Plant (growth) models in the context of citizens observation networks.

Problem definition: How to apply knowledge based interpretation to citizens observations of plant phenology.

Key words:

3d plant models, time development, model inversion, Bayesian parameter estimation. Biomathematics. Biochemistry, Temperature, Moisture .

In the context of link http://www.natuurkalender.nl , which illustrates datacollection about plant phenology, a friend mentioned statistical analysis of the [space, time , temperature, phenology] data.

As a proponent of model based data analysis as a way of making use of knowledge in science, engineering and domain expertise, I started to collect some literature or plant modelling.

The basic approach (around 1985) was to model plants in 3D and time, produce ray tracing models, given camera models, including satellite multispectral scanners thus producing predicted image data given model parameters.

The likely actual parameters of objects, processes, sensors ,atmosphere, environment , … were calculated by Bayesian model inversion.
By adjusting the parameters in a maximum likelihood sense, the model is fit to all available model knowledge , measurements and observations.

At the time (1980 .. 1990) it was not trivial to obtain the required software or get access to “cpu time” . Meanwhile this problem does not exist . For a variety of plants, 3d models at various stages of growth can be ordered.

Plant models :
Ref. author: Przemyslaw Prusinkiewicz.
Keywords: Lindenmayer Systems, L-systems, Fractals, Plants, botanical trees,Graph theory, flowering, inflorescences, racemes, cymes, stochastic state transition, context sensitive L-systems .

Book: Przemyslaw Prusinkiewicz & James Hanan, Lindenmayer Systems, Fractals and plants, Lecture Notes in Biomathematics, Springer Verlag, 1989 .

Research proposal:
Relate the model parameters of L-system 4D plant models to environmental factors such as temperature, available photon flux, soil moisture and stress factors such as insect infestation.

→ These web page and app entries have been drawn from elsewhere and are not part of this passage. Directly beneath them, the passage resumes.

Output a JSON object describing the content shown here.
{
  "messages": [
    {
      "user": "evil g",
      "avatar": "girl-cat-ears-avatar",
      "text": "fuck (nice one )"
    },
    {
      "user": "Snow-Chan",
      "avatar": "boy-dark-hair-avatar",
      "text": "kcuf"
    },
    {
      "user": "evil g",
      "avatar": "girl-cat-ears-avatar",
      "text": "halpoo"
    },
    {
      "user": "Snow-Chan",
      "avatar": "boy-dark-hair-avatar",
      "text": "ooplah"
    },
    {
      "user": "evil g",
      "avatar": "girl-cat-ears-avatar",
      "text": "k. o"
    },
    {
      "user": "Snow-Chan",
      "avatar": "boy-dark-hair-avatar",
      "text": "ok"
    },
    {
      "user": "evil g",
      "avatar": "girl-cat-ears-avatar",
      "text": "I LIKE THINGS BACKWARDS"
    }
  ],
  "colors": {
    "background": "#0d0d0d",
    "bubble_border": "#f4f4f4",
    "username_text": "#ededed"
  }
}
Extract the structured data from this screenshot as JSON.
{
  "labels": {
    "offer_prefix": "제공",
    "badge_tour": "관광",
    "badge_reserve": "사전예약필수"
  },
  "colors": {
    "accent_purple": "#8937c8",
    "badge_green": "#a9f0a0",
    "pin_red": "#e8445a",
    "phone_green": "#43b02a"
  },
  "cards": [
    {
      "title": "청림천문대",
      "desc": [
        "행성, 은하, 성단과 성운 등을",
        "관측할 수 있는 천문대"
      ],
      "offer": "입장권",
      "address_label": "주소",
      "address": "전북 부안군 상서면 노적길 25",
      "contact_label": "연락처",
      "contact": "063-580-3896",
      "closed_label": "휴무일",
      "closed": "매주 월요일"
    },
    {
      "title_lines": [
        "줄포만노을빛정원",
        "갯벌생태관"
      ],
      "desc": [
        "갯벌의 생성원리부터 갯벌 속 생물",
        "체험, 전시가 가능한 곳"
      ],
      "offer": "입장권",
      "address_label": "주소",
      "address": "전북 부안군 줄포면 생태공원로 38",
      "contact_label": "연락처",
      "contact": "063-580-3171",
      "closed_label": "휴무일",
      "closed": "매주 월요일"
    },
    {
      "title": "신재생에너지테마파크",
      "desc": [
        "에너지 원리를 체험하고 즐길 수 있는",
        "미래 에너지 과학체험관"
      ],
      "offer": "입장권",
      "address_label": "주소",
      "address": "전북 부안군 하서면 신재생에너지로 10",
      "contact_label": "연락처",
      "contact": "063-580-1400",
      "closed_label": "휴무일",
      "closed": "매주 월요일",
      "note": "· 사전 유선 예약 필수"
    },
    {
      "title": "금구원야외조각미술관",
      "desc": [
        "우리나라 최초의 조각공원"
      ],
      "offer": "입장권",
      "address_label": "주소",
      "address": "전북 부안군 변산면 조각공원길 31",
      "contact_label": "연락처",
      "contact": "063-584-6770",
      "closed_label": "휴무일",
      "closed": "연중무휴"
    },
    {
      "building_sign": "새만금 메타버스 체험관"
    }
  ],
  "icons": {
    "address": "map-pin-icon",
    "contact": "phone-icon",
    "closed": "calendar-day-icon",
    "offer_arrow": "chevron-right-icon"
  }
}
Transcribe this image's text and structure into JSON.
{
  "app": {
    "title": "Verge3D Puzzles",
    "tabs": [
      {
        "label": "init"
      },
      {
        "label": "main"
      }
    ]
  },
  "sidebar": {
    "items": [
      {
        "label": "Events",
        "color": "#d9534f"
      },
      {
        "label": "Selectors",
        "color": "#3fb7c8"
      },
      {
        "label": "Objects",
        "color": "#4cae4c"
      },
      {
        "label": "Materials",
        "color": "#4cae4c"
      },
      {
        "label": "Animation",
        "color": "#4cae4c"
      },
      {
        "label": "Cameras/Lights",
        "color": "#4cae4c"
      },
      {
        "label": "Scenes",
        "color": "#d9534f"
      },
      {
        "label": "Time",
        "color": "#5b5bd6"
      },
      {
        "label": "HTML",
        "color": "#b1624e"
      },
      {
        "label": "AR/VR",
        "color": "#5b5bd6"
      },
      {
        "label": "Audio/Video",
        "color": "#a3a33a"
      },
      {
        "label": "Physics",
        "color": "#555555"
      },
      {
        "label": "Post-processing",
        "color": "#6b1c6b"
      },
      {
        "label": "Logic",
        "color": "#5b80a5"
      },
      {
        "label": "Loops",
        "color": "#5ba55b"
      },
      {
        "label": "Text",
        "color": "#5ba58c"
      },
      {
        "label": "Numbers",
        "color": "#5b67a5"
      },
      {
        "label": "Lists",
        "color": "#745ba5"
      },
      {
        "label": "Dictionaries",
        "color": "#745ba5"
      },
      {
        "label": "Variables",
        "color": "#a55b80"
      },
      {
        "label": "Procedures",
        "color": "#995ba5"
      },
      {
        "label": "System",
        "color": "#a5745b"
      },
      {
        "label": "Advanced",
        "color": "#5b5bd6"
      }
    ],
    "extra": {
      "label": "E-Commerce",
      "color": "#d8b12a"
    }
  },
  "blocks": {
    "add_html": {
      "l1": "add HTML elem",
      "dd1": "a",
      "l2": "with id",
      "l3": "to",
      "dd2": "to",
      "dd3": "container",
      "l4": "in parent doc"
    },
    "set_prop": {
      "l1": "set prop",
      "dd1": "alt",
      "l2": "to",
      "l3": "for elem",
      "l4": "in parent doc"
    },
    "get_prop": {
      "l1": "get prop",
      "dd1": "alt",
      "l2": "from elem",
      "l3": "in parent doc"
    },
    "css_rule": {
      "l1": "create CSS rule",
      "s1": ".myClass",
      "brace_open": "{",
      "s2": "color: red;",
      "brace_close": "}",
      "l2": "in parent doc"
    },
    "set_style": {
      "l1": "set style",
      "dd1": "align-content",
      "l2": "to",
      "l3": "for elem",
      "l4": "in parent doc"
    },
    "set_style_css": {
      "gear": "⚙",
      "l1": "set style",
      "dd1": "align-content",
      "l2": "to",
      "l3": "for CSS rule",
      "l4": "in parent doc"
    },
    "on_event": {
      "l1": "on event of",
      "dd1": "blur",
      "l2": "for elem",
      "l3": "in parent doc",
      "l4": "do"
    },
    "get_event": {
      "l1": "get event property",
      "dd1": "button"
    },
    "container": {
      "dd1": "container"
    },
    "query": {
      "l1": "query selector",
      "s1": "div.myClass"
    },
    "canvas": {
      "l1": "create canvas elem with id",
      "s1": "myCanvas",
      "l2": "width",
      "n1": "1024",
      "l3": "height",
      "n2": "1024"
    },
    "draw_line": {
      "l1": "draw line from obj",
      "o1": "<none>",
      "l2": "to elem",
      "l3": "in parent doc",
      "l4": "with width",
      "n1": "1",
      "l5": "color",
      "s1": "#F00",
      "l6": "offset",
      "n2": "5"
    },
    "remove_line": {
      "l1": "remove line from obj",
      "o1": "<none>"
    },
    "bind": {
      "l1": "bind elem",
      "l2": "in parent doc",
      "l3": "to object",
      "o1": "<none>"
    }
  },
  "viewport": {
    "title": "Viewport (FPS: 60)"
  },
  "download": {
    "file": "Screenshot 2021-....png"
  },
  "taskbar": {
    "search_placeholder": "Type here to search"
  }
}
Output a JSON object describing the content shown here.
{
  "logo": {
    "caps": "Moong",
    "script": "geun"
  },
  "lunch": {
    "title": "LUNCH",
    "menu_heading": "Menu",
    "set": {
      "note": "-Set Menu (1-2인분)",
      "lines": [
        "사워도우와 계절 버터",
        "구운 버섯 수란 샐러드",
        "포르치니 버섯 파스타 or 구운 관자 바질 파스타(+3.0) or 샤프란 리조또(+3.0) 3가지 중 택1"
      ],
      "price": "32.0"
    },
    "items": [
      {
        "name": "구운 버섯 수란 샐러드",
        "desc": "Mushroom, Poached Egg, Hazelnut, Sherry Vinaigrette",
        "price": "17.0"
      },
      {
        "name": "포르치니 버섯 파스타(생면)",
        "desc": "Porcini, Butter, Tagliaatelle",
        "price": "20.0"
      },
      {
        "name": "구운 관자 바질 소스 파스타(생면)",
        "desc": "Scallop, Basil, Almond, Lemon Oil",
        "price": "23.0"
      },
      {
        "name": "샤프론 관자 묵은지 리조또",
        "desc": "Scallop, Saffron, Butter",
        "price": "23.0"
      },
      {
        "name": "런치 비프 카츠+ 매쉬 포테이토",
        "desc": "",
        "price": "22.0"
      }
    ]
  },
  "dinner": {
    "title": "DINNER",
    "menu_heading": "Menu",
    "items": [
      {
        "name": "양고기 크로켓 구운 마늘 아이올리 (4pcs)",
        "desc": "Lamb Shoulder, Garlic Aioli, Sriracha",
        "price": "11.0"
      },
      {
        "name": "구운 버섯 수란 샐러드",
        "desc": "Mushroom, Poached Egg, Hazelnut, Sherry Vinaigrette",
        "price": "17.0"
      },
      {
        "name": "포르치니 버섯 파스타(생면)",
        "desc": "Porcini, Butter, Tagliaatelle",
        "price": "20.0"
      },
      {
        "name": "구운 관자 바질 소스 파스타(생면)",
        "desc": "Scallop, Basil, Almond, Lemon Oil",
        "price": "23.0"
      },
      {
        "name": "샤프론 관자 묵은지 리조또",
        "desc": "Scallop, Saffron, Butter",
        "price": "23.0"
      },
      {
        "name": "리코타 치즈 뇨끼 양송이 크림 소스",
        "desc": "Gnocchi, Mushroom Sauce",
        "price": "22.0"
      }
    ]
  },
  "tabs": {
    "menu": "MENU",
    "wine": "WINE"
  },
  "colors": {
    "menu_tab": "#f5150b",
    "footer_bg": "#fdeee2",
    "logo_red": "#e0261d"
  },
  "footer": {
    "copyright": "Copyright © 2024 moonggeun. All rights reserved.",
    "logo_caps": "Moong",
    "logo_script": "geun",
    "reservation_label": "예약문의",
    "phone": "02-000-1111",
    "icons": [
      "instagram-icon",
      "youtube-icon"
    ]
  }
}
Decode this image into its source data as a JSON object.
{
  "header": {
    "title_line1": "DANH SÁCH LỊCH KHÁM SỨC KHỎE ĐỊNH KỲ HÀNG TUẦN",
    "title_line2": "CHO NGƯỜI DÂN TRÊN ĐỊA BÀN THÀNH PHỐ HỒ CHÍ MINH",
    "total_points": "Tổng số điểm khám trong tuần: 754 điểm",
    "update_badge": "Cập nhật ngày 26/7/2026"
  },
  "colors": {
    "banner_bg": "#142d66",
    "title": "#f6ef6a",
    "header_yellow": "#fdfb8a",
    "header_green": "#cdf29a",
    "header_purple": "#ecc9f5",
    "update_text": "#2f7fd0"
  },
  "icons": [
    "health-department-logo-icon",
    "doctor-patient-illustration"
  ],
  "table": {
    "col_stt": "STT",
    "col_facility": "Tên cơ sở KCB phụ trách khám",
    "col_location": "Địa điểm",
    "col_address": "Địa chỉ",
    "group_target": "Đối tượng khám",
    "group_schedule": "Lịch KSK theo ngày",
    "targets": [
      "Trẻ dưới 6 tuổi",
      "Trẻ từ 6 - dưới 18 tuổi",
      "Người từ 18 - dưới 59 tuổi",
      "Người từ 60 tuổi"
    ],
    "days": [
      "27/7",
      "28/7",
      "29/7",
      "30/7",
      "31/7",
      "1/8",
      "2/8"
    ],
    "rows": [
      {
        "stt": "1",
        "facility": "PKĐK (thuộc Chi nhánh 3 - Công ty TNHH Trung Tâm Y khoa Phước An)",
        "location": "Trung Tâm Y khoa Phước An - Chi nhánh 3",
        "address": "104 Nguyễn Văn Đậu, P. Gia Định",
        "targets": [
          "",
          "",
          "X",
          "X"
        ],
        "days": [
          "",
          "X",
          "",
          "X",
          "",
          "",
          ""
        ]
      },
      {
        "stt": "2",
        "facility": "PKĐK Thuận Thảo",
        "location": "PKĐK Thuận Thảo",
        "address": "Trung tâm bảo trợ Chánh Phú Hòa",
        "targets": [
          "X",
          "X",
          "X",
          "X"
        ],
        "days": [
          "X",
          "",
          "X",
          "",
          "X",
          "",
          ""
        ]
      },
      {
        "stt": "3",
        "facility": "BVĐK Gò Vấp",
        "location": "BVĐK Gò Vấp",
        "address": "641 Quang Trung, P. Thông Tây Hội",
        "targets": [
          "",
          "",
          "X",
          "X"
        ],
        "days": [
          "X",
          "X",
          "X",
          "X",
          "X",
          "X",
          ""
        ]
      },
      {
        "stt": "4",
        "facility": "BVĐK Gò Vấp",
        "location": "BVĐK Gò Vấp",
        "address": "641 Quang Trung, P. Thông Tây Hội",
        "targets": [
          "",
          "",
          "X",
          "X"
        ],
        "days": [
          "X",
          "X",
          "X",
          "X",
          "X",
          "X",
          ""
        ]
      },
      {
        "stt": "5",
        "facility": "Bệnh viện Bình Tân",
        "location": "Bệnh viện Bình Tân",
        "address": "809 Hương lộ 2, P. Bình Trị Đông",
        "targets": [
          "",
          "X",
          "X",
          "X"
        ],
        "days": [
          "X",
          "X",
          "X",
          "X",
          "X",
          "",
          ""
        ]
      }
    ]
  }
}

Following selected plants in detail , using recording weather stations, spectroCams *, soil moisture sensors, air humidity sensors, will calibrate the models.

The calibrated models can then be used to make scientific sense of the large volume of citizens generated data.

* a spectroCam in our definition is a combination of an RGB camera for spatial pattern classification and generation of 2.5 D spatial models and a 2048 or 1024 channel spectrometer for the estimation of parameters of the biochemical processes in plants. It is a tool for spatial, temporal, spectral pattern recognition.

Nanno J. Mulder
M3X, prof. emeritus, RS data analysis.
Enschede,
2015-08-16